If Sabina McCarthy, vice chair of wealth management for Merrill Lynch, could tell her younger self anything at all, it would be summed up in two words: be patient. This underrated virtue, she says, has served her well both in work and life.
After graduating from Wheaton College outside of Boston, McCarthy worked as a management trainee for Marine Midland Bank. She later put her career on hold to raise her children, but, following her divorce, she re-entered the workforce. Her brother was working at Merrill Lynch and asked if she was interested in becoming a financial advisor, a career she says she found to be "exciting."
"In many ways, it is running your own business," she said. "The idea of starting the business under a fantastic brand umbrella sounded really great to me."
McCarthy's career has also been closely intertwined with raising her children. Her three kids were not an infrequent site at the office. She fondly recalls them helping her with tasks such as mailings, where they earned a penny for each envelope they licked. She says she also found different ways to be enterprising. When her son played hockey, which meant a lot of travel, McCarthy networked in her surroundings and ended up developing fellow hockey parents and equipment suppliers as her clients.
Her career at Merrill has taken her everywhere from San Diego, where she served as a resident director and complex sales manager, to Palm Beach, where she worked as a district sales manager. In 2008, she returned to the New York area, and has held her current position since this past February.
McCarthy served on the Global Wealth and Investment Management Diversity and Inclusion Council during its early years and is currently a member of the Merrill Lynch Women’s Exchange and its advisory.

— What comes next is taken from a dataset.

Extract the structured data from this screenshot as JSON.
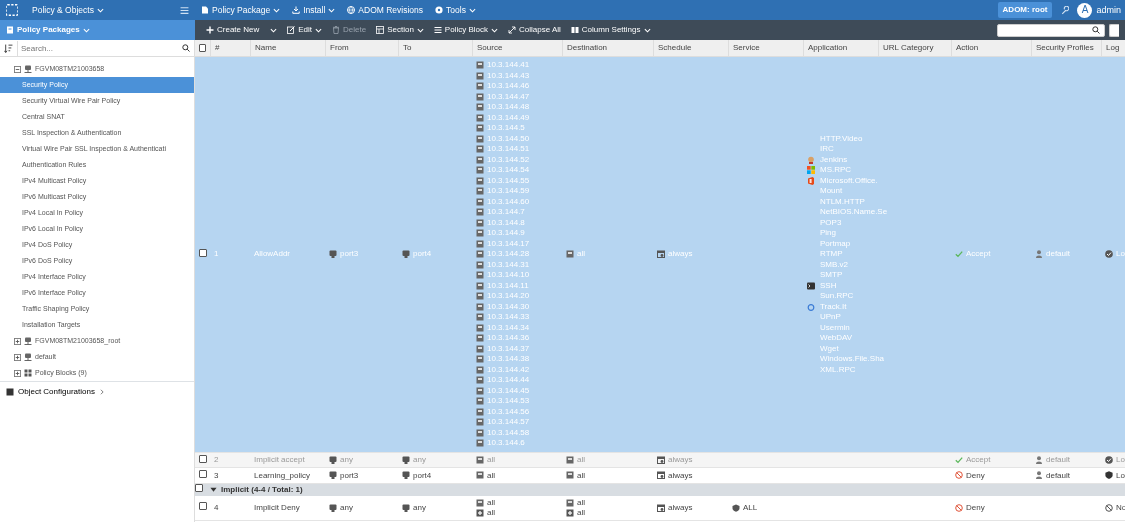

These efforts matter, “because it’s a good business decision,” she said. “[There are] numerous statistics around the success of businesses that have diverse leadership and workforces. It’s not just a nice thing to do. If we want to capture next-generation clients, we want to be sure the teams are comprised of multi-generational and that they’re [diverse in race and gender] to ensure that.”